Stage 6: The Bill Goes to Conference
Resolving Differences Between the House and Senate Versions
Once a Chamber has passed its version of a bill, the measure is referred to the other Chamber. At this point, the bill is officially an Act. The second Chamber can either:
- Accept the first Chamber's bill without changes and send it to the President, or
- Amend the bill, perhaps with text of its own bill should there be a companion or similar bill in process, and return the bill to the first Chamber.
The first Chamber must then decide whether to:
- Accept the second Chamber's amendment and send the bill to the President;
- Amend the second Chamber's amendment and return the bill to the first Chamber for approval of the amendment or for further amending; or
- Insist on its original language and request a conference to resolve the differences between the two versions of the bill.
Most differences are resolved through the first two methods and can be tracked using the Congressional Record. Less than one-eighth of measures considered in any given Congress require a conference.
Should a conference be requested and agreed to, the leadership in both Chambers appoints conferees to meet in conference. Conferees usually come from the Chamber's committee with jurisdiction over the original bill, although someone who successfully offered a major amendment to the bill also might be appointed a conferee. The conferees negotiate a resolution of the differences in the two versions of the bill, producing a compromise version that must be accepted without change by both Chambers before it can be sent to the President.

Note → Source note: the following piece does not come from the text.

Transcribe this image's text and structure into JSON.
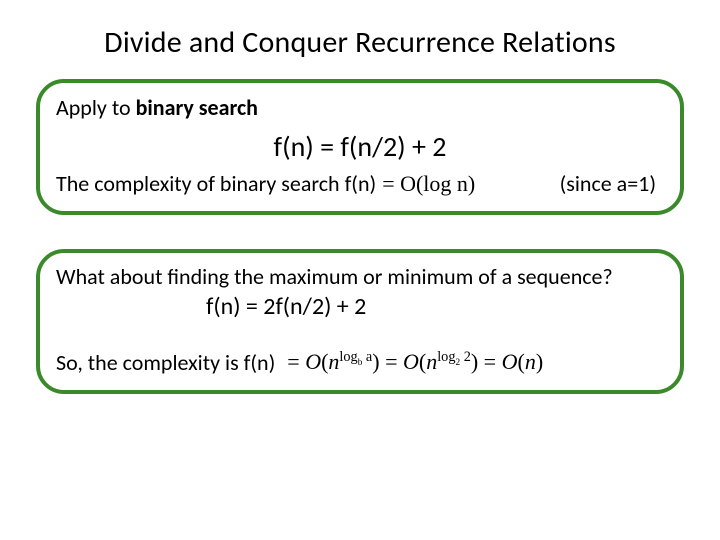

The conference report is the product of successful negotiations in the conference committee. The report is printed both as a House Report and also in the Congressional Record (the only type of report that can be found in the Record) for the date the report was filed. Both Chambers must vote to accept the conference report as submitted (that is, without amendment) before the bill can be sent to the President.